In coordinated letters to their school communities, both Josephine Lume and Serphin Maltese, chairs of their respective school boards at MVP and CTK, announced that the Appellate Division ruled unanimously in their favor two weeks ago.
Lume said the decision takes the lawsuit to remove MVP from its current location “back to square one.”
“We hope this fresh defeat for the Diocese’s case will finally prompt Diocesan leadership to drop the lawsuit and accept CTK’s invitation to achieve everyone’s common goals in partnership,” she wrote. “The Diocese to date has not been interested.”
The lawsuit is over a contractual dispute between the diocese and Christ the King, which has rented space to MVP for three years. But according to a 1976 agreement, CTK was not supposed to lease space to a secular entity.
In March 2017, New York Supreme Court ruled that CTK had violated its agreement. The school appealed, bringing the case to the Appellate Division.
In her letter, Lume explained that the court’s new ruling could send the case back to the lower court to have a jury decide whether CTK breached its contract.
CTK has argued that it has become a “customary and usual practice” for charter schools to rent space in Catholic school buildings or properties, she noted.
“As you may know, numerous charter schools throughout the city rent space in Catholic schools, including one in the old Bishop Ford building a block from the Brooklyn Diocese’s headquarters,” Lume wrote.
In a statement, the Brooklyn Diocese said the Appellate Division’s decision means that there are questions of fact requiring a trial in the case.
“The Diocese believes that the facts will not support that claim,” the diocese said, referring to CTK’s argument about charter schools using Catholic school space. “As the Diocese has stated before, it remains open and willing to resolve this dispute amicably.”

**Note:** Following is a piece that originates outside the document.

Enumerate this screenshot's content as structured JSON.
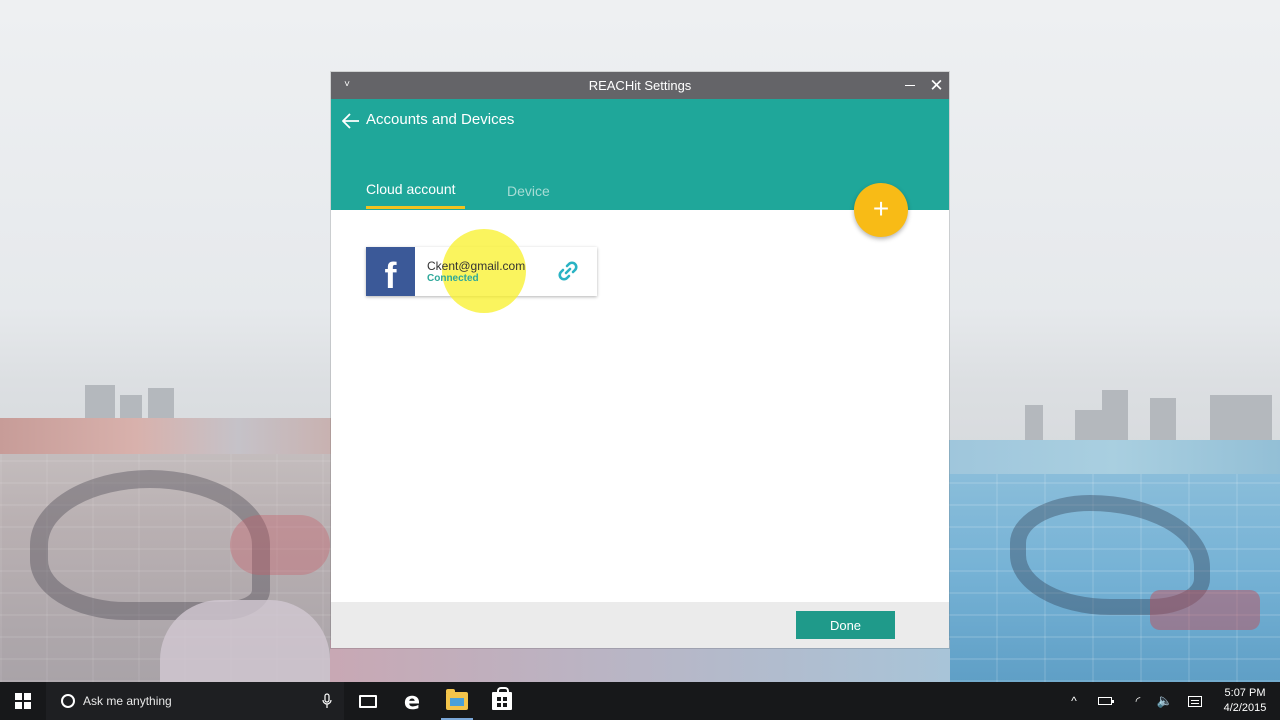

“We urge Christ the King to agree to the same terms as every other regional Catholic HS within the diocese,” the diocese added.